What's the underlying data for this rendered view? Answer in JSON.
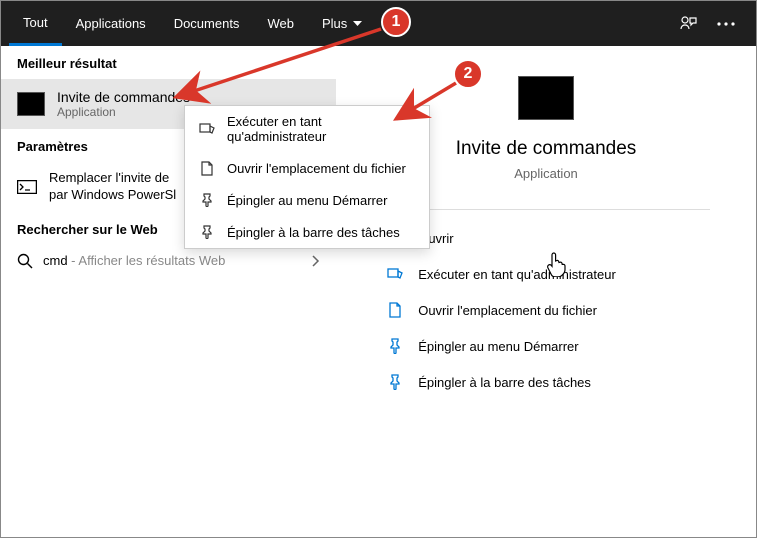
{
  "header": {
    "tabs": {
      "all": "Tout",
      "apps": "Applications",
      "docs": "Documents",
      "web": "Web",
      "more": "Plus"
    }
  },
  "left": {
    "best_header": "Meilleur résultat",
    "best_title": "Invite de commandes",
    "best_sub": "Application",
    "params_header": "Paramètres",
    "param1_line1": "Remplacer l'invite de",
    "param1_line2": "par Windows PowerSl",
    "web_header": "Rechercher sur le Web",
    "web_query": "cmd",
    "web_suffix": " - Afficher les résultats Web"
  },
  "context": {
    "run_admin": "Exécuter en tant qu'administrateur",
    "open_loc": "Ouvrir l'emplacement du fichier",
    "pin_start": "Épingler au menu Démarrer",
    "pin_task": "Épingler à la barre des tâches"
  },
  "right": {
    "title": "Invite de commandes",
    "sub": "Application",
    "open": "Ouvrir",
    "run_admin": "Exécuter en tant qu'administrateur",
    "open_loc": "Ouvrir l'emplacement du fichier",
    "pin_start": "Épingler au menu Démarrer",
    "pin_task": "Épingler à la barre des tâches"
  },
  "annotations": {
    "step1": "1",
    "step2": "2"
  }
}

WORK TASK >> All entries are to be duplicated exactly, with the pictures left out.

TASK SOLUTION >>
What's the underlying data for this rendered view? Answer in JSON.
{
  "header": {
    "tabs": {
      "all": "Tout",
      "apps": "Applications",
      "docs": "Documents",
      "web": "Web",
      "more": "Plus"
    }
  },
  "left": {
    "best_header": "Meilleur résultat",
    "best_title": "Invite de commandes",
    "best_sub": "Application",
    "params_header": "Paramètres",
    "param1_line1": "Remplacer l'invite de",
    "param1_line2": "par Windows PowerSl",
    "web_header": "Rechercher sur le Web",
    "web_query": "cmd",
    "web_suffix": " - Afficher les résultats Web"
  },
  "context": {
    "run_admin": "Exécuter en tant qu'administrateur",
    "open_loc": "Ouvrir l'emplacement du fichier",
    "pin_start": "Épingler au menu Démarrer",
    "pin_task": "Épingler à la barre des tâches"
  },
  "right": {
    "title": "Invite de commandes",
    "sub": "Application",
    "open": "Ouvrir",
    "run_admin": "Exécuter en tant qu'administrateur",
    "open_loc": "Ouvrir l'emplacement du fichier",
    "pin_start": "Épingler au menu Démarrer",
    "pin_task": "Épingler à la barre des tâches"
  },
  "annotations": {
    "step1": "1",
    "step2": "2"
  }
}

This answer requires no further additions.